Custom Software is developed in director shockwave and pulls images from the sourced CCTV cameras. The data is collected sorted on a MySql database. Stored images created my online users are referred from a PHP page.
Online works timescapes, carves light sculpture out of the images based over time. This example above shows the images taken off three cameras (in London) over ten minutes as a test example. Note it can be set to take the full images or build images from one minute fragments over a day.
The main software collects these images and then presents them to the display, ie the installation. An algorithm creates movement at the images come in. Time scripts add variance to the way the images load and a series of functions add more creative variability. These functions act to buffer the image to ram hold them in ram and merge images together within shockwave.
The use and engagement of the public to set up cameras and the engagement of public to use my software, to almost paint with light from these cctv images and then represent it back in space, is a fantastic realization of public engagement over networks to create social art. The work pushes the boundaries of current research with public audiences, online audiences and urban displays.
The essence of live space and people painting with the light of the city; this is embedded in the work. I have software structures in place, a database to hold images and various front end technologies to manipulate images. I have also recently developed a new piece of software that allows users to choose bits of images from one or all cameras and make there own lightscape from the city and all the gets stored and saved and the results can be morphed into the final results on the screen.
It you want to commission this as a public artwork it can also be shown like this below.
Image live data on globe display in shopping centre. 2005
Statement about current research and practice.
I am researching data within cities and how this can be represented, visualized and interpreted. Data from security tracking, traffic, and environmental monitoring can all be interpreted as a medium to make artworks. I seek to investigate new ways of comparing, conceptualizing and then visualizing complex concepts related to the relationship of emergent data and real space in the built environment. Through practice based research, a series of modular experimental artworks will be created to express the possibilities for our data-mediated future.
There are three strands of my working process; these involve collecting the data, visualizing the data, and then displaying the data. The outputs from the online interfaces and online visualizations can be realized as real time dynamic artworks as diverse as installations, and real objects, made out of new display materials back in physical space.
I was a NESTA Dreamtime Fellow from February 2004/5. During that time, I focused on new technologies and their relationship to urban space.
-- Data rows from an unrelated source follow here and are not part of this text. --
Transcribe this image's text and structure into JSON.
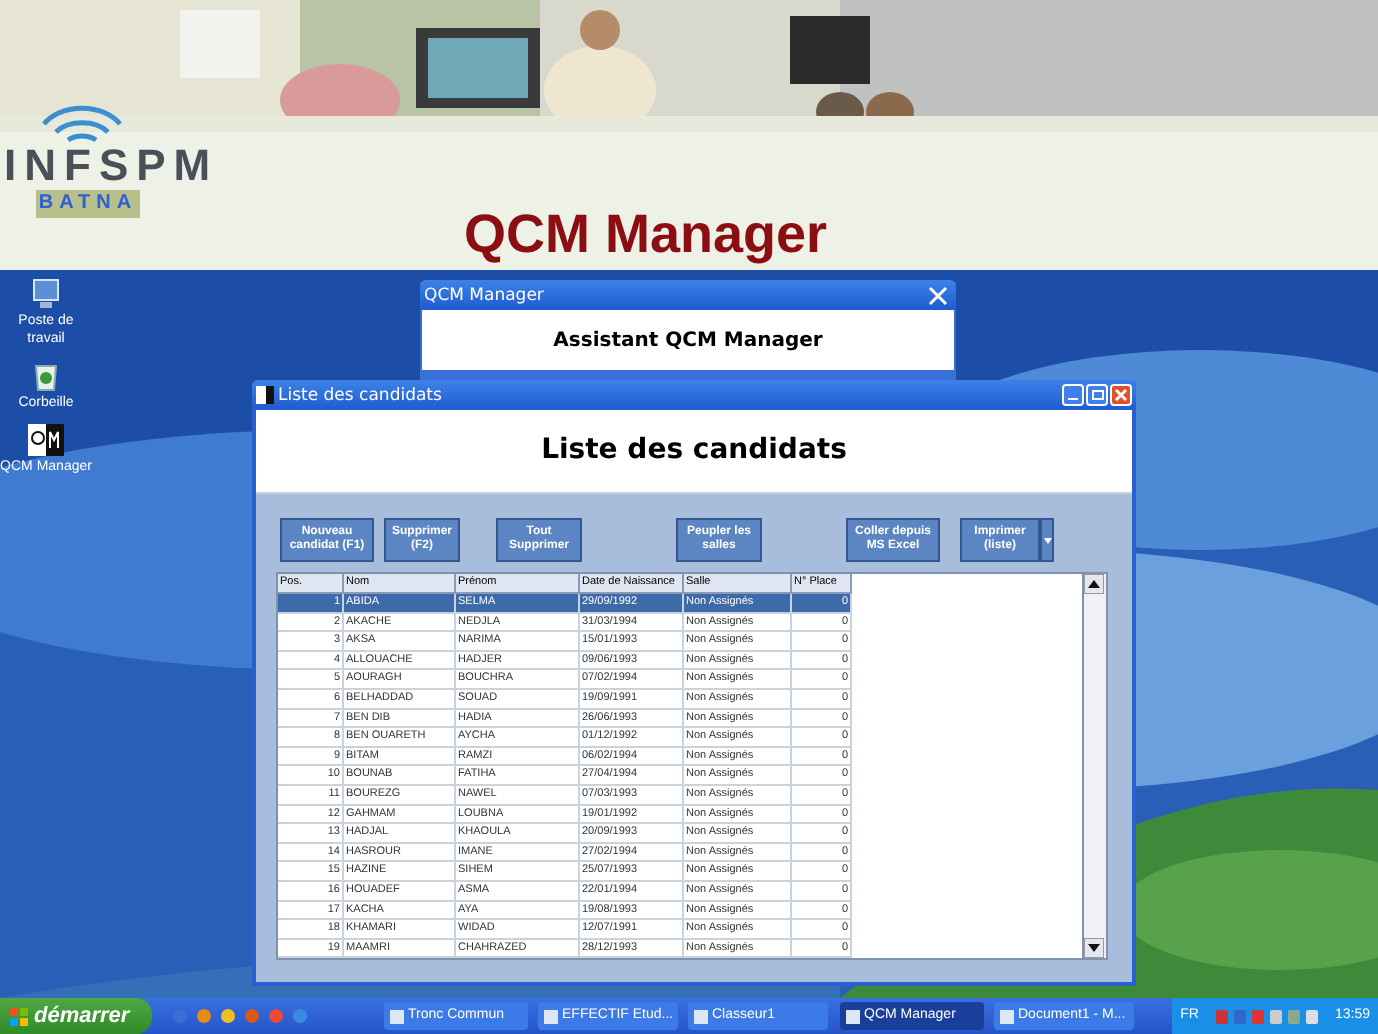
{
  "slide": {
    "logo": {
      "name": "INFSPM",
      "city": "BATNA"
    },
    "title": "QCM Manager"
  },
  "desktop_icons": [
    {
      "label": "Poste de travail",
      "kind": "computer"
    },
    {
      "label": "Corbeille",
      "kind": "bin"
    },
    {
      "label": "QCM Manager",
      "kind": "app"
    }
  ],
  "back_window": {
    "title": "QCM Manager",
    "heading": "Assistant QCM Manager"
  },
  "window": {
    "title": "Liste des candidats",
    "heading": "Liste des candidats",
    "buttons": [
      {
        "label": "Nouveau candidat (F1)",
        "kind": "plain"
      },
      {
        "label": "Supprimer (F2)",
        "kind": "plain"
      },
      {
        "label": "Tout Supprimer",
        "kind": "plain"
      },
      {
        "label": "Peupler les salles",
        "kind": "plain"
      },
      {
        "label": "Coller depuis MS Excel",
        "kind": "plain"
      },
      {
        "label": "Imprimer (liste)",
        "kind": "split"
      }
    ],
    "table": {
      "columns": [
        "Pos.",
        "Nom",
        "Prénom",
        "Date de Naissance",
        "Salle",
        "N° Place"
      ],
      "rows": [
        {
          "cells": [
            "1",
            "ABIDA",
            "SELMA",
            "29/09/1992",
            "Non Assignés",
            "0"
          ],
          "selected": true
        },
        {
          "cells": [
            "2",
            "AKACHE",
            "NEDJLA",
            "31/03/1994",
            "Non Assignés",
            "0"
          ],
          "selected": false
        },
        {
          "cells": [
            "3",
            "AKSA",
            "NARIMA",
            "15/01/1993",
            "Non Assignés",
            "0"
          ],
          "selected": false
        },
        {
          "cells": [
            "4",
            "ALLOUACHE",
            "HADJER",
            "09/06/1993",
            "Non Assignés",
            "0"
          ],
          "selected": false
        },
        {
          "cells": [
            "5",
            "AOURAGH",
            "BOUCHRA",
            "07/02/1994",
            "Non Assignés",
            "0"
          ],
          "selected": false
        },
        {
          "cells": [
            "6",
            "BELHADDAD",
            "SOUAD",
            "19/09/1991",
            "Non Assignés",
            "0"
          ],
          "selected": false
        },
        {
          "cells": [
            "7",
            "BEN DIB",
            "HADIA",
            "26/06/1993",
            "Non Assignés",
            "0"
          ],
          "selected": false
        },
        {
          "cells": [
            "8",
            "BEN OUARETH",
            "AYCHA",
            "01/12/1992",
            "Non Assignés",
            "0"
          ],
          "selected": false
        },
        {
          "cells": [
            "9",
            "BITAM",
            "RAMZI",
            "06/02/1994",
            "Non Assignés",
            "0"
          ],
          "selected": false
        },
        {
          "cells": [
            "10",
            "BOUNAB",
            "FATIHA",
            "27/04/1994",
            "Non Assignés",
            "0"
          ],
          "selected": false
        },
        {
          "cells": [
            "11",
            "BOUREZG",
            "NAWEL",
            "07/03/1993",
            "Non Assignés",
            "0"
          ],
          "selected": false
        },
        {
          "cells": [
            "12",
            "GAHMAM",
            "LOUBNA",
            "19/01/1992",
            "Non Assignés",
            "0"
          ],
          "selected": false
        },
        {
          "cells": [
            "13",
            "HADJAL",
            "KHAOULA",
            "20/09/1993",
            "Non Assignés",
            "0"
          ],
          "selected": false
        },
        {
          "cells": [
            "14",
            "HASROUR",
            "IMANE",
            "27/02/1994",
            "Non Assignés",
            "0"
          ],
          "selected": false
        },
        {
          "cells": [
            "15",
            "HAZINE",
            "SIHEM",
            "25/07/1993",
            "Non Assignés",
            "0"
          ],
          "selected": false
        },
        {
          "cells": [
            "16",
            "HOUADEF",
            "ASMA",
            "22/01/1994",
            "Non Assignés",
            "0"
          ],
          "selected": false
        },
        {
          "cells": [
            "17",
            "KACHA",
            "AYA",
            "19/08/1993",
            "Non Assignés",
            "0"
          ],
          "selected": false
        },
        {
          "cells": [
            "18",
            "KHAMARI",
            "WIDAD",
            "12/07/1991",
            "Non Assignés",
            "0"
          ],
          "selected": false
        },
        {
          "cells": [
            "19",
            "MAAMRI",
            "CHAHRAZED",
            "28/12/1993",
            "Non Assignés",
            "0"
          ],
          "selected": false
        }
      ]
    }
  },
  "taskbar": {
    "start": "démarrer",
    "tasks": [
      {
        "label": "Tronc Commun",
        "selected": false
      },
      {
        "label": "EFFECTIF Etud...",
        "selected": false
      },
      {
        "label": "Classeur1",
        "selected": false
      },
      {
        "label": "QCM Manager",
        "selected": true
      },
      {
        "label": "Document1 - M...",
        "selected": false
      }
    ],
    "language": "FR",
    "clock": "13:59"
  }
}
As a consequence, for this Fellowship in the Creative and Performing Arts with AHRC, I now aim to research new technologies, sensors, motes, display technologies and interactive architectures. The proposal, 'The Emergent City' incorporates investigations into movements of people, the pollution in the air, the vibrations and sounds of city spaces. The archives of this data will be controlled via bespoke online interfaces that can re-form and re-contextualize experiences in real time, to make emergent artworks.
By investigating these data structures I aim to create new metaphors relevant to the experience of the city. The patterns we make, the visual and imaginative interpretations we give to real world events, are already being networked into retrievable data structures that can be re-imagined and sourced for information. These patterns disclose new ways of seeing the world. The value of gathering and re-presenting this data in artistic form, and then analyzing its impact and influence, lies in making meaning accessible to a wider audience.
Please email me if you are interested this needs funding to be realised on a larger scale.